Task directions: The answer is one number: how many lines in the data below hold "music".

Source records:
——

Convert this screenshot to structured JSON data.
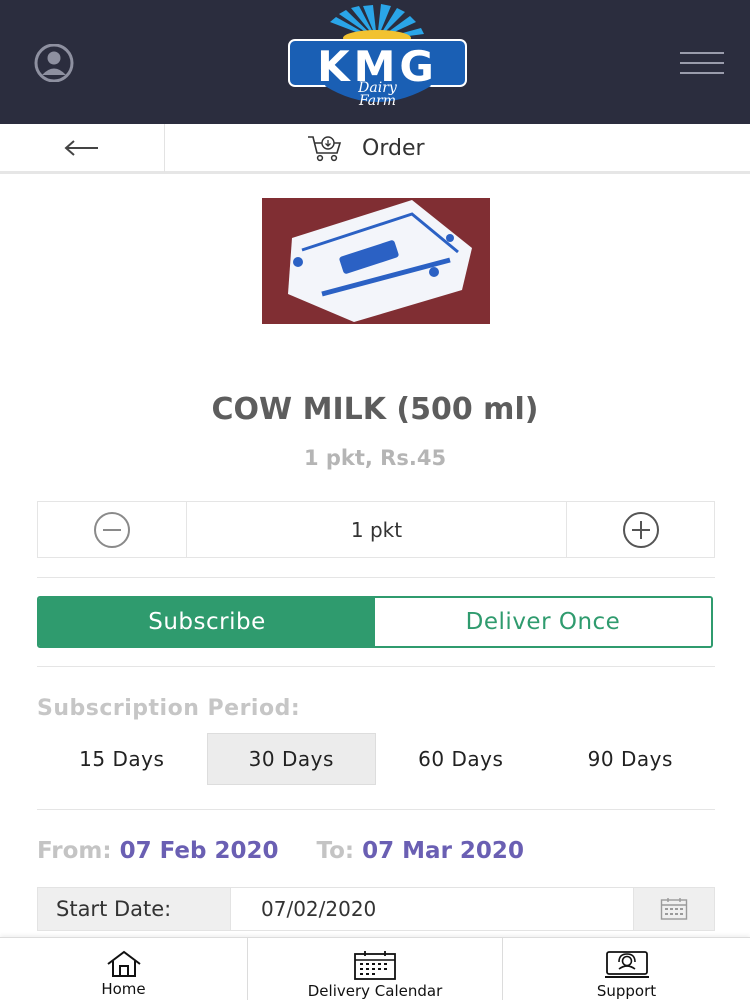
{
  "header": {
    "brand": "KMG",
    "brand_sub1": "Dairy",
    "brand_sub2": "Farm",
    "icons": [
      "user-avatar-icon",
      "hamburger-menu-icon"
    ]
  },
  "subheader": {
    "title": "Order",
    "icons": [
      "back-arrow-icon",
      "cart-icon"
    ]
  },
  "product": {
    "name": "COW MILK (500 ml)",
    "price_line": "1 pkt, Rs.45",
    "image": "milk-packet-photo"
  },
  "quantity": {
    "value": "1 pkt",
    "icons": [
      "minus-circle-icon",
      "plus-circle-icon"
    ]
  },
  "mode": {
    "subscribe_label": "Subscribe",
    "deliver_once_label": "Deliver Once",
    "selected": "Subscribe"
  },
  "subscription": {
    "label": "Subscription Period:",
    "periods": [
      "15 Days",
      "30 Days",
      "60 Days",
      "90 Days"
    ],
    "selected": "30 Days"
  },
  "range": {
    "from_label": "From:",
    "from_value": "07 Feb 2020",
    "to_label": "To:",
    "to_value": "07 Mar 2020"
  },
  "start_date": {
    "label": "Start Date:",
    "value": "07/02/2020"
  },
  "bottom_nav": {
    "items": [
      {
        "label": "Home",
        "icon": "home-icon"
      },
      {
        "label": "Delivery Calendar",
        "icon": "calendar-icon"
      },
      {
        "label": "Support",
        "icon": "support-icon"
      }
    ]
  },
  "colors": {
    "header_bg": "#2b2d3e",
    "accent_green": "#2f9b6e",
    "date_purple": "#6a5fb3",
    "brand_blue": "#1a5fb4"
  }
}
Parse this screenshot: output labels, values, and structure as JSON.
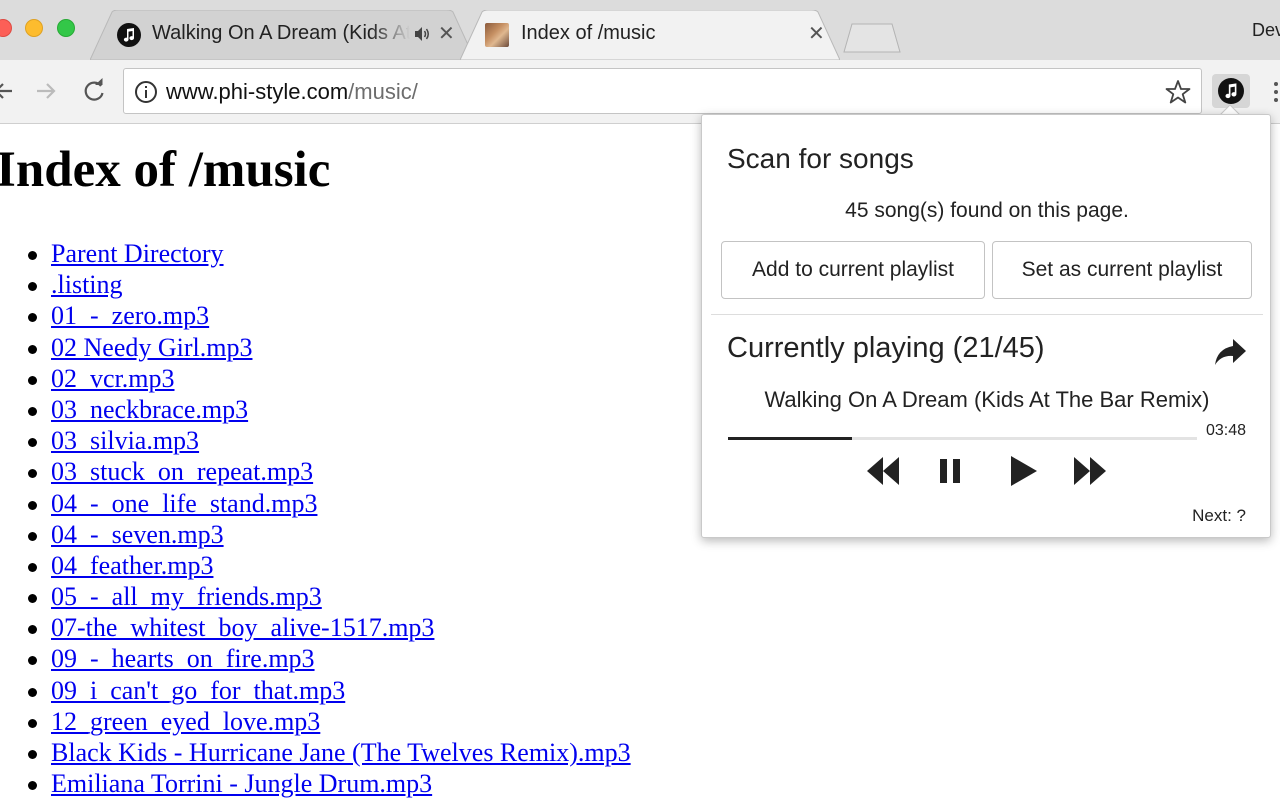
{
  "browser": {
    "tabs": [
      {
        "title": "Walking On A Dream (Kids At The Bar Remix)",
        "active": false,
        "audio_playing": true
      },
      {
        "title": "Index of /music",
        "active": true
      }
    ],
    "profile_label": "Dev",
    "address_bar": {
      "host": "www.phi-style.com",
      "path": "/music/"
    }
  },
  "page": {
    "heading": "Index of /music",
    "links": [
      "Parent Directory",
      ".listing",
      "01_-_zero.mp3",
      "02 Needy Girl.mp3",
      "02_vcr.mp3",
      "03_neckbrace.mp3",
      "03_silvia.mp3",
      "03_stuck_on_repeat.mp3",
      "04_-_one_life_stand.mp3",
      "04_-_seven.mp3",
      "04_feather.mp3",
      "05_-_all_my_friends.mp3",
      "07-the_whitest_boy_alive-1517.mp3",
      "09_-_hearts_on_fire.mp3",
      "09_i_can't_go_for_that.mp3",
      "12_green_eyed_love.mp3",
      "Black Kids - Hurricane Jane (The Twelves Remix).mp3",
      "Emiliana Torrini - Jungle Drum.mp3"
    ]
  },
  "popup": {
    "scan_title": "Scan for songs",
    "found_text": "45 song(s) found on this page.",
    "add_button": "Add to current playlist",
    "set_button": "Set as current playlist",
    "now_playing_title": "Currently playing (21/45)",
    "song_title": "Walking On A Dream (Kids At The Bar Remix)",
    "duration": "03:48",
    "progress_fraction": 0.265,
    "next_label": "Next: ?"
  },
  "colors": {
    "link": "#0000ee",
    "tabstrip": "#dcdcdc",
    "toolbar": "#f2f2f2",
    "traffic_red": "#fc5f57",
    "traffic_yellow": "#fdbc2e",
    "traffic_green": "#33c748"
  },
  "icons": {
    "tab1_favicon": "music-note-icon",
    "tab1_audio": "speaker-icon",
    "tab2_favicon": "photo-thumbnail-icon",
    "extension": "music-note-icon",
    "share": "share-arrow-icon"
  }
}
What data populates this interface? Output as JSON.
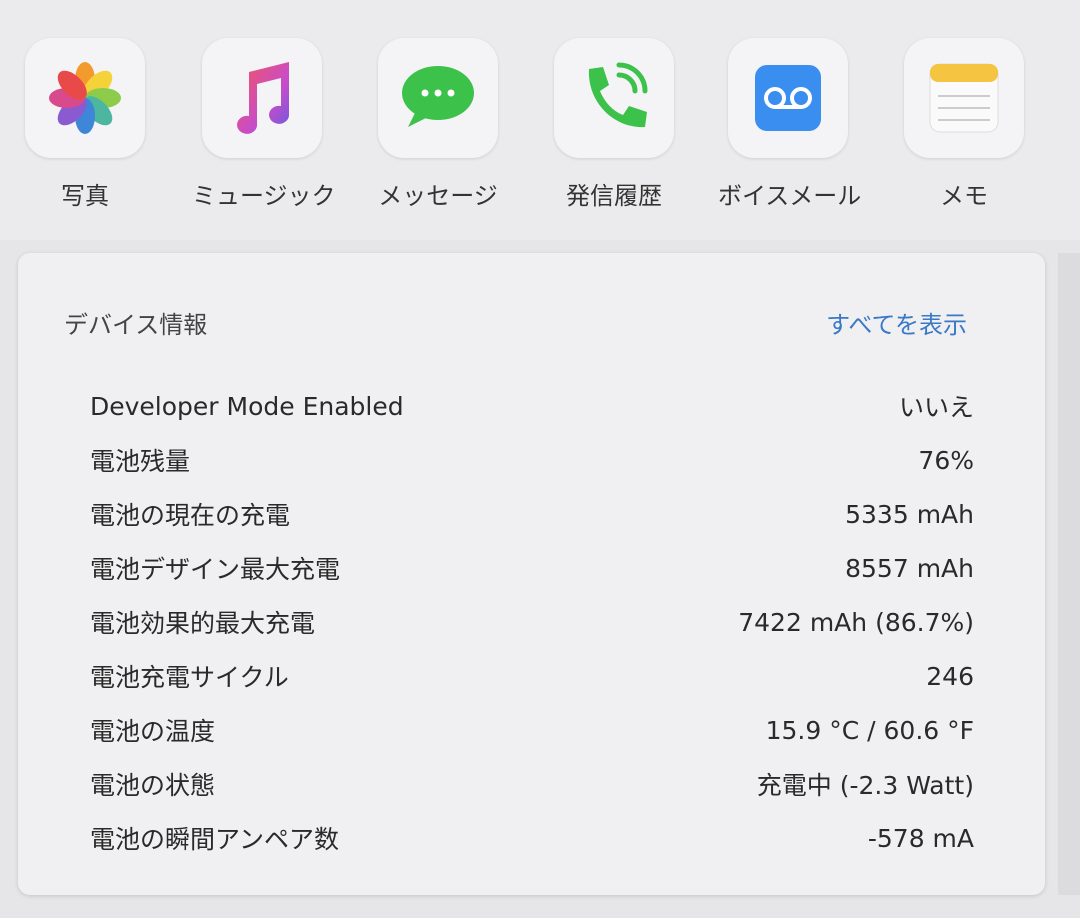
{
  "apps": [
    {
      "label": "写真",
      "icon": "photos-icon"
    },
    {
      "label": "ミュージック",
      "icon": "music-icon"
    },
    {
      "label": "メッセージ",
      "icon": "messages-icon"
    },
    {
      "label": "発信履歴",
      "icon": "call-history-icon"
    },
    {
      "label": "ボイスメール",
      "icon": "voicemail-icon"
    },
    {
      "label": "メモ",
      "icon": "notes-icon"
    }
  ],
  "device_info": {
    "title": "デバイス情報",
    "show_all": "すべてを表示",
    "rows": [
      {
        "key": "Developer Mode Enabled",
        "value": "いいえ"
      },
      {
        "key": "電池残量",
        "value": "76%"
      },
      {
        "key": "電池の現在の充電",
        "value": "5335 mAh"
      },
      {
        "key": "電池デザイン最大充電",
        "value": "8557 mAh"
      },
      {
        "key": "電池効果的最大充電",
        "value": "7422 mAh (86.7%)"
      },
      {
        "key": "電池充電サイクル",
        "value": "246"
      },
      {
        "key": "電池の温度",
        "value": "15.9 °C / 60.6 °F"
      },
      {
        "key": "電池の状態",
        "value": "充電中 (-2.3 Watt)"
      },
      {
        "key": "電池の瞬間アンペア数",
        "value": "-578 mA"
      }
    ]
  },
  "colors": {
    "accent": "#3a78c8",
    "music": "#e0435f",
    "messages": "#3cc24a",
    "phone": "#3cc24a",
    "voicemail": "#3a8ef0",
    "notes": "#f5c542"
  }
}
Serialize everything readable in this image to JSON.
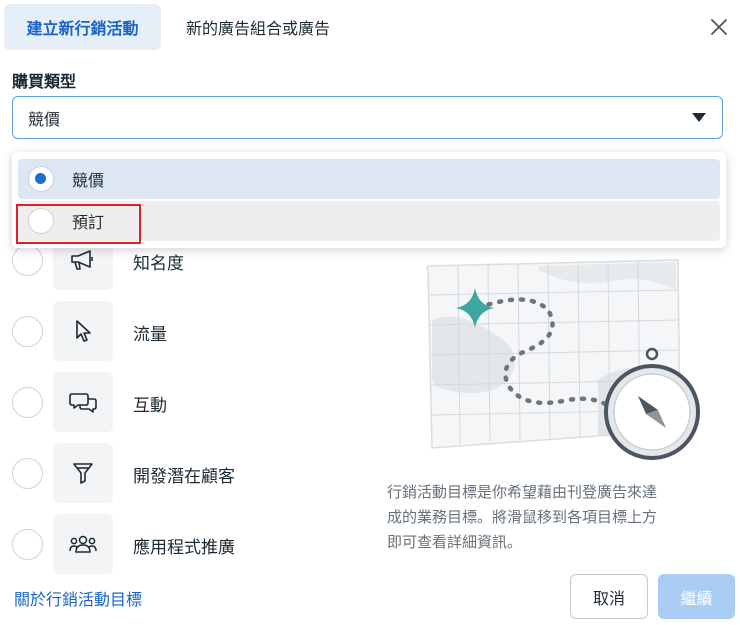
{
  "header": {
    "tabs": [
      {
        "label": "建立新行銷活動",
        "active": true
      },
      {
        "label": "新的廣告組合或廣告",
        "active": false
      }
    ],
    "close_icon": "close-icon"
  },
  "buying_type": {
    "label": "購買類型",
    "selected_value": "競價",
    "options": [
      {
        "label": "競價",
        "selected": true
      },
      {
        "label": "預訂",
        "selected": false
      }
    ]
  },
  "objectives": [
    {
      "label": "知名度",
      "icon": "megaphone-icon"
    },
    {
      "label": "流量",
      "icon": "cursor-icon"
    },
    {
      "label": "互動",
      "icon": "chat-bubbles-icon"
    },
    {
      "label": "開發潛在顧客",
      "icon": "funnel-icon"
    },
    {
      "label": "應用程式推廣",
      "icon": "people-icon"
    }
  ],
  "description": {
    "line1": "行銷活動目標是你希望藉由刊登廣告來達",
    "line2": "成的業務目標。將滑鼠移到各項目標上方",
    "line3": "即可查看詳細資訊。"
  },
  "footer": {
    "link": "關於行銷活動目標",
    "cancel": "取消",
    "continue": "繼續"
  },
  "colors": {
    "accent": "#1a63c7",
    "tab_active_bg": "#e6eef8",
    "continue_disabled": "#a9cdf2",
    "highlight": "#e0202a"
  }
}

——

Written response: 7